As New Year's Day celebrations took place across the world, the US military sustained its first death of the year during a firefight in Nangarhar's Achin district — the same district where the GBU-43 "Massive Ordnance Air Blast" or "Mother of All Bombs" was dropped last April. US Army Green Beret Mihail Golin, who joined the military after emigrating from Latvia, was killed during a routine patrol, Stars and Stripes reports, the eighth death of a US troop in Nangarhar over the past 12 months.
At least 31 US troops died in combat last year, according to Defense Department data, across combat theaters in Iraq, Syria, Somalia, Niger, Yemen and Afghanistan. By comparison, 26 military personnel were killed in action in 2016.
The increased in bloodshed may be a sign of things to come in Afghanistan. US President Donald Trump broke with campaign promises in an August speech announcing the US would step up the fight in that country. US force levels have ticked up from around 11,000 troops in Afghanistan to at least 14,000 in 2017, according to Stars and Stripes.
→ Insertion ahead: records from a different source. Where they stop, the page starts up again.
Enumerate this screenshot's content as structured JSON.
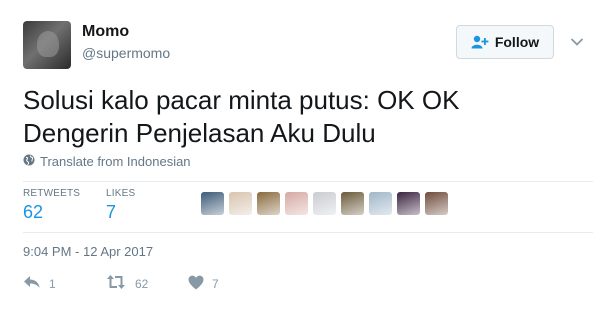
{
  "user": {
    "name": "Momo",
    "handle": "@supermomo"
  },
  "follow_label": "Follow",
  "tweet": {
    "line1": "Solusi kalo pacar minta putus: OK OK",
    "line2": "Dengerin Penjelasan Aku Dulu"
  },
  "translate_label": "Translate from Indonesian",
  "stats": {
    "retweets_label": "RETWEETS",
    "retweets_count": "62",
    "likes_label": "LIKES",
    "likes_count": "7"
  },
  "likers": [
    {
      "color": "#3c5a78"
    },
    {
      "color": "#d8c4b0"
    },
    {
      "color": "#8a6a3e"
    },
    {
      "color": "#d6a9a3"
    },
    {
      "color": "#c9ccd1"
    },
    {
      "color": "#6b5a3a"
    },
    {
      "color": "#9fb6c8"
    },
    {
      "color": "#3a2340"
    },
    {
      "color": "#6f4b3a"
    }
  ],
  "timestamp": "9:04 PM - 12 Apr 2017",
  "actions": {
    "reply_count": "1",
    "retweet_count": "62",
    "like_count": "7"
  },
  "colors": {
    "accent": "#1b95e0",
    "muted": "#657786",
    "action_gray": "#8899a6"
  }
}
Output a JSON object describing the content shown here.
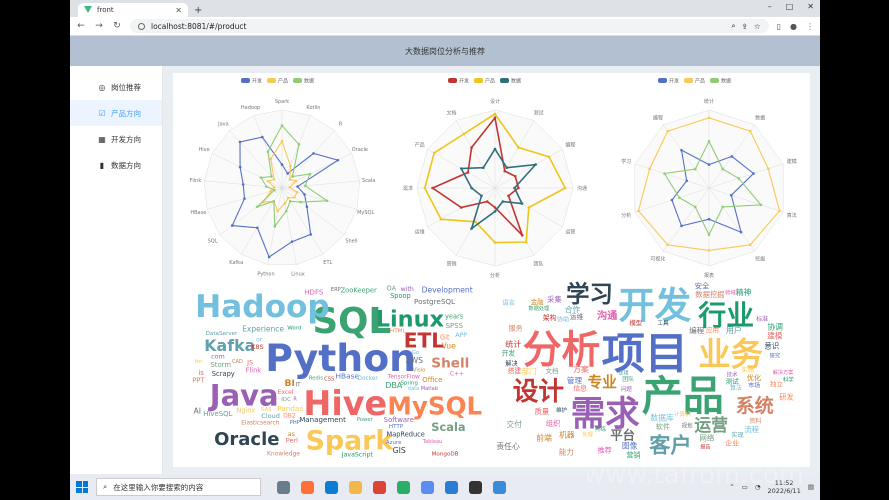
{
  "browser": {
    "tab_title": "front",
    "url": "localhost:8081/#/product",
    "new_tab": "+",
    "nav": {
      "back": "←",
      "forward": "→",
      "reload": "↻"
    },
    "window_controls": {
      "minimize": "–",
      "maximize": "□",
      "close": "✕"
    }
  },
  "app": {
    "title": "大数据岗位分析与推荐",
    "sidebar": [
      {
        "label": "岗位推荐",
        "icon": "◎",
        "active": false
      },
      {
        "label": "产品方向",
        "icon": "☑",
        "active": true
      },
      {
        "label": "开发方向",
        "icon": "▦",
        "active": false
      },
      {
        "label": "数据方向",
        "icon": "▮",
        "active": false
      }
    ]
  },
  "colors": {
    "dev": "#5470c6",
    "product": "#fac858",
    "data": "#91cc75",
    "red": "#c23531",
    "teal": "#2f4554"
  },
  "chart_data": [
    {
      "type": "radar",
      "legend": [
        "开发",
        "产品",
        "数据"
      ],
      "legend_colors": [
        "#5470c6",
        "#fac858",
        "#91cc75"
      ],
      "indicators": [
        "Spark",
        "Kotlin",
        "R",
        "Oracle",
        "Scala",
        "MySQL",
        "Shell",
        "ETL",
        "Linux",
        "Python",
        "Kafka",
        "SQL",
        "HBase",
        "Flink",
        "Hive",
        "Java",
        "Hadoop"
      ],
      "series": [
        {
          "values": [
            0.3,
            0.2,
            0.6,
            0.8,
            0.2,
            0.3,
            0.4,
            0.7,
            0.7,
            0.9,
            0.6,
            0.8,
            0.5,
            0.5,
            0.6,
            0.8,
            0.7
          ]
        },
        {
          "values": [
            0.6,
            0.3,
            0.15,
            0.2,
            0.1,
            0.2,
            0.2,
            0.15,
            0.2,
            0.3,
            0.2,
            0.3,
            0.15,
            0.1,
            0.2,
            0.15,
            0.4
          ]
        },
        {
          "values": [
            0.8,
            0.6,
            0.2,
            0.4,
            0.3,
            0.6,
            0.3,
            0.2,
            0.3,
            0.5,
            0.2,
            0.4,
            0.1,
            0.2,
            0.3,
            0.2,
            0.5
          ]
        }
      ]
    },
    {
      "type": "radar",
      "legend": [
        "开发",
        "产品",
        "数据"
      ],
      "legend_colors": [
        "#c23531",
        "#f0c419",
        "#2f6e7c"
      ],
      "indicators": [
        "设计",
        "测试",
        "编程",
        "沟通",
        "运营",
        "团队",
        "分析",
        "营销",
        "运维",
        "需求",
        "产品",
        "文档"
      ],
      "series": [
        {
          "values": [
            0.9,
            0.25,
            0.3,
            0.3,
            0.2,
            0.7,
            0.25,
            0.2,
            0.5,
            0.8,
            0.4,
            0.6
          ]
        },
        {
          "values": [
            0.95,
            0.6,
            0.8,
            0.9,
            0.5,
            0.8,
            0.7,
            0.5,
            0.8,
            0.9,
            0.9,
            0.8
          ]
        },
        {
          "values": [
            0.5,
            0.3,
            0.6,
            0.25,
            0.4,
            0.2,
            0.3,
            0.6,
            0.2,
            0.3,
            0.5,
            0.3
          ]
        }
      ]
    },
    {
      "type": "radar",
      "legend": [
        "开发",
        "产品",
        "数据"
      ],
      "legend_colors": [
        "#5470c6",
        "#fac858",
        "#91cc75"
      ],
      "indicators": [
        "统计",
        "数据",
        "建模",
        "算法",
        "挖掘",
        "报表",
        "可视化",
        "分析",
        "学习",
        "编程"
      ],
      "series": [
        {
          "values": [
            0.3,
            0.5,
            0.6,
            0.3,
            0.7,
            0.4,
            0.6,
            0.5,
            0.3,
            0.6
          ]
        },
        {
          "values": [
            0.9,
            0.9,
            0.8,
            0.95,
            0.9,
            0.8,
            0.9,
            0.95,
            0.8,
            0.9
          ]
        },
        {
          "values": [
            0.6,
            0.3,
            0.4,
            0.7,
            0.3,
            0.6,
            0.3,
            0.4,
            0.6,
            0.3
          ]
        }
      ]
    },
    {
      "type": "wordcloud",
      "words": [
        "Python",
        "SQL",
        "Hive",
        "Hadoop",
        "Java",
        "Spark",
        "MySQL",
        "Linux",
        "ETL",
        "Oracle",
        "Kafka",
        "Shell",
        "Scala",
        "BI",
        "IT",
        "Flink",
        "HBase",
        "Redis",
        "Excel",
        "Docker",
        "Matlab",
        "Pandas",
        "HTML",
        "Word",
        "CSS",
        "Management",
        "Experience",
        "Elasticsearch",
        "Storm",
        "Visio",
        "AWS",
        "TensorFlow",
        "HTTP",
        "DBA",
        "JS",
        "Go",
        "R",
        "SAS",
        "DB2",
        "Spoop",
        "K8S",
        "Scrapy",
        "Cloud",
        "PPT",
        "SPSS",
        "Office",
        "ERP",
        "HDFS",
        "Azure",
        "Power",
        "Perl",
        "APP",
        "Software",
        "Nginx",
        "Git",
        "Spring",
        "Kettle",
        "GIS",
        "DataServer",
        "Knowledge",
        "IDC",
        "Vue",
        "PostgreSQL",
        "Tableau",
        "Development",
        "ZooKeeper",
        "Business",
        "data",
        "with",
        "for",
        "NumPy",
        "JavaScript",
        "MongoDB",
        "MapReduce",
        "HiveSQL",
        "CAD",
        "OA",
        "as",
        "AI",
        "C++",
        "PHP",
        "years",
        "is",
        "or",
        "com"
      ]
    },
    {
      "type": "wordcloud",
      "words": [
        "项目",
        "产品",
        "分析",
        "开发",
        "需求",
        "业务",
        "数据分析",
        "行业",
        "设计",
        "学习",
        "客户",
        "系统",
        "运营",
        "专业",
        "平台",
        "沟通",
        "管理",
        "团队",
        "方案",
        "数据库",
        "问题",
        "实施",
        "应用",
        "测试",
        "模型",
        "工具",
        "用户",
        "数据挖掘",
        "软件",
        "机器",
        "运维",
        "组织",
        "市场",
        "熟练",
        "建模",
        "算法",
        "技术",
        "计算机",
        "研发",
        "协调",
        "架构",
        "维护",
        "合作",
        "服务",
        "文档",
        "优化",
        "规划",
        "解决方案",
        "研究",
        "数据处理",
        "质量",
        "流程",
        "标准",
        "部门",
        "独立",
        "精神",
        "统计",
        "解决",
        "实现",
        "资料",
        "网络",
        "金融",
        "编程",
        "领域",
        "安全",
        "营销",
        "信息",
        "协助",
        "采集",
        "处理",
        "企业",
        "科学",
        "报告",
        "意识",
        "逻辑",
        "能力",
        "交付",
        "前端",
        "责任心",
        "推荐",
        "图像",
        "开发",
        "搭建",
        "语言"
      ]
    }
  ],
  "taskbar": {
    "search_placeholder": "在这里输入你要搜索的内容",
    "time": "11:52",
    "date": "2022/6/11",
    "watermark": "www.tafrom.com"
  }
}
"We can confirm that we are suspending security assistance to Pakistan at this time," US State Department spokeswoman Heather Nauert said last week, adding that Washington considers Pakistan to be "destabilizing the region and also targeting US personnel."
"Today, the biggest threat to the Afghan government is the Taliban. Fifty percent of the Taliban's budget is [from] Pakistan's direct aid," Amrollah Saleh, former National Security Director for Afghanistan, said Sunday at an Iranian Peace Studies Association meeting in Tehran.
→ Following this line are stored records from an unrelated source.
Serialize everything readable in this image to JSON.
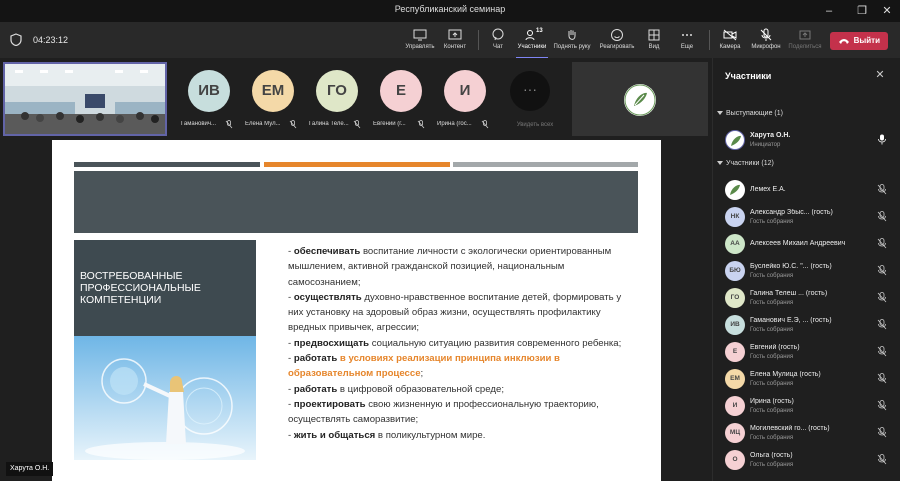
{
  "window": {
    "title": "Республиканский семинар"
  },
  "toolbar": {
    "timer": "04:23:12",
    "buttons": {
      "control": "Управлять",
      "content": "Контент",
      "chat": "Чат",
      "participants": "Участники",
      "participants_count": "13",
      "raise_hand": "Поднять руку",
      "react": "Реагировать",
      "view": "Вид",
      "more": "Еще",
      "camera": "Камера",
      "mic": "Микрофон",
      "share": "Поделиться"
    },
    "leave": "Выйти"
  },
  "strip": {
    "tiles": [
      {
        "initials": "ИВ",
        "name": "Гаманович...",
        "color": "#c7dedd"
      },
      {
        "initials": "ЕМ",
        "name": "Елена Мул...",
        "color": "#f4d9a8"
      },
      {
        "initials": "ГО",
        "name": "Галина Теле...",
        "color": "#dfe7c8"
      },
      {
        "initials": "Е",
        "name": "Евгений (г...",
        "color": "#f5d0d3"
      },
      {
        "initials": "И",
        "name": "Ирина (гос...",
        "color": "#f5d0d3"
      }
    ],
    "show_all": "Увидеть всех"
  },
  "slide": {
    "heading": "ВОСТРЕБОВАННЫЕ ПРОФЕССИОНАЛЬНЫЕ КОМПЕТЕНЦИИ",
    "bar_colors": [
      "#4a5459",
      "#e6862c",
      "#a3a8aa"
    ],
    "lines": [
      {
        "pre": "- ",
        "bold": "обеспечивать",
        "rest": " воспитание личности с экологически ориентированным мышлением, активной гражданской позицией, национальным самосознанием;"
      },
      {
        "pre": "- ",
        "bold": "осуществлять",
        "rest": " духовно-нравственное воспитание детей, формировать у них установку на здоровый образ жизни, осуществлять профилактику вредных привычек, агрессии;"
      },
      {
        "pre": "- ",
        "bold": "предвосхищать",
        "rest": " социальную ситуацию развития современного ребенка;"
      },
      {
        "pre": "- ",
        "bold": "работать",
        "orange": " в условиях реализации принципа инклюзии в образовательном процессе",
        "rest": ";"
      },
      {
        "pre": "- ",
        "bold": "работать",
        "rest": " в цифровой образовательной среде;"
      },
      {
        "pre": "- ",
        "bold": "проектировать",
        "rest": " свою жизненную и профессиональную траекторию, осуществлять саморазвитие;"
      },
      {
        "pre": "- ",
        "bold": "жить и общаться",
        "rest": " в поликультурном мире."
      }
    ],
    "presenter": "Харута О.Н."
  },
  "panel": {
    "title": "Участники",
    "presenters_header": "Выступающие (1)",
    "participants_header": "Участники (12)",
    "presenter": {
      "name": "Харута О.Н.",
      "role": "Инициатор"
    },
    "participants": [
      {
        "initials": "",
        "name": "Лемех Е.А.",
        "sub": "",
        "color": "#ffffff",
        "logo": true
      },
      {
        "initials": "НК",
        "name": "Александр Збыс... (гость)",
        "sub": "Гость собрания",
        "color": "#c9d3f0"
      },
      {
        "initials": "АА",
        "name": "Алексеев Михаил Андреевич",
        "sub": "",
        "color": "#cde6c8"
      },
      {
        "initials": "БЮ",
        "name": "Буслейко Ю.С. \"... (гость)",
        "sub": "Гость собрания",
        "color": "#c9d3f0"
      },
      {
        "initials": "ГО",
        "name": "Галина Телеш ... (гость)",
        "sub": "Гость собрания",
        "color": "#dfe7c8"
      },
      {
        "initials": "ИВ",
        "name": "Гаманович Е.Э, ... (гость)",
        "sub": "Гость собрания",
        "color": "#c7dedd"
      },
      {
        "initials": "Е",
        "name": "Евгений (гость)",
        "sub": "Гость собрания",
        "color": "#f5d0d3"
      },
      {
        "initials": "ЕМ",
        "name": "Елена Мулица (гость)",
        "sub": "Гость собрания",
        "color": "#f4d9a8"
      },
      {
        "initials": "И",
        "name": "Ирина (гость)",
        "sub": "Гость собрания",
        "color": "#f5d0d3"
      },
      {
        "initials": "МЦ",
        "name": "Могилевский го... (гость)",
        "sub": "Гость собрания",
        "color": "#f5d0d3"
      },
      {
        "initials": "О",
        "name": "Ольга (гость)",
        "sub": "Гость собрания",
        "color": "#f5d0d3"
      }
    ]
  }
}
It may not be wholly true that the Taliban specifically presents the greatest threat to US and Afghan government force. A Pashtun insurgency has long been a thorn in the US and NATO's side. According to the Naval Postgraduate School, 90 percent of Nangarhar's population is Pashtun.
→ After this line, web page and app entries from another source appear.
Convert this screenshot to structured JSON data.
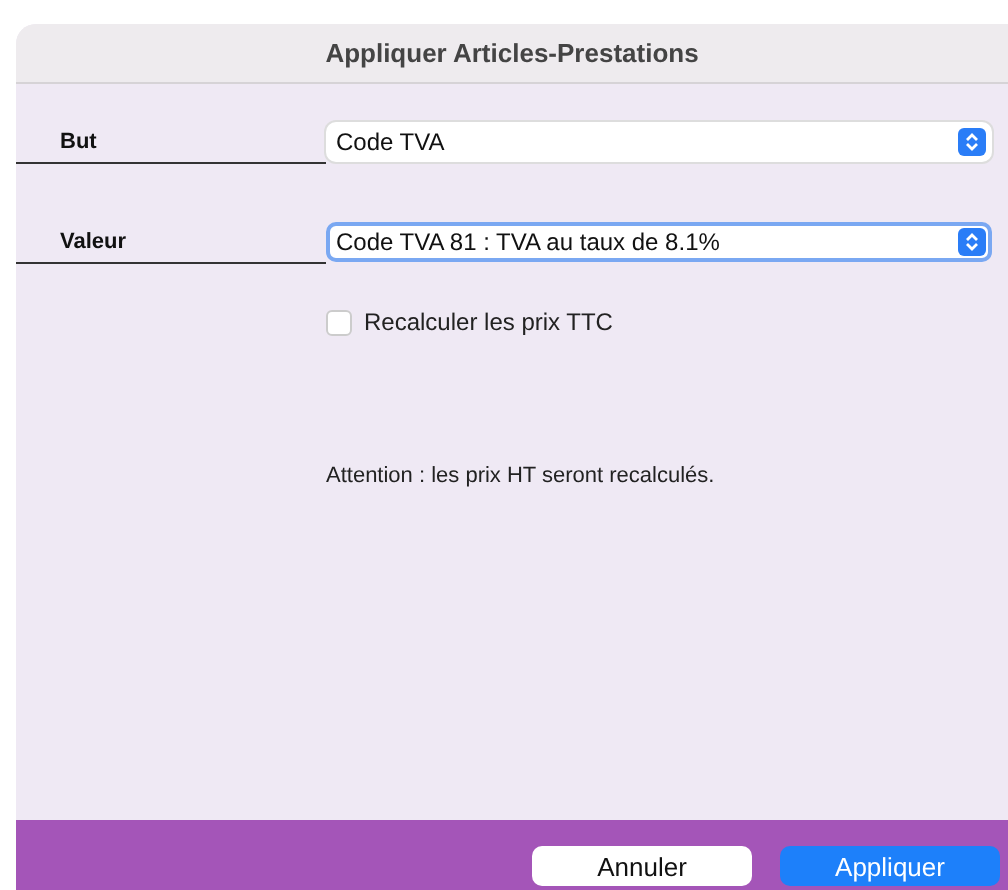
{
  "window": {
    "title": "Appliquer Articles-Prestations"
  },
  "fields": [
    {
      "label": "But",
      "value": "Code TVA",
      "focused": false
    },
    {
      "label": "Valeur",
      "value": "Code TVA 81 : TVA au taux de 8.1%",
      "focused": true
    }
  ],
  "checkbox": {
    "label": "Recalculer les prix TTC",
    "checked": false
  },
  "notice": "Attention : les prix HT seront recalculés.",
  "buttons": [
    {
      "label": "Annuler",
      "kind": "secondary"
    },
    {
      "label": "Appliquer",
      "kind": "primary"
    }
  ]
}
As Matthew Hoh wrote in his 2009 resignation letter from the US State Department in protest of the Afghan War, "The Pashtun insurgency, which is composed of multiple, seemingly infinite local groups, is fed by what is perceived by the Pashtun people as a continued and sustained assault, going back centuries, on Pashtun land, culture, traditions and religion by internal and external enemies… I have observed that the bulk of the insurgency fights not for the white banner of the Taliban, but rather against the presence of foreign soldiers and taxes imposed by an unrepresentative government in Kabul."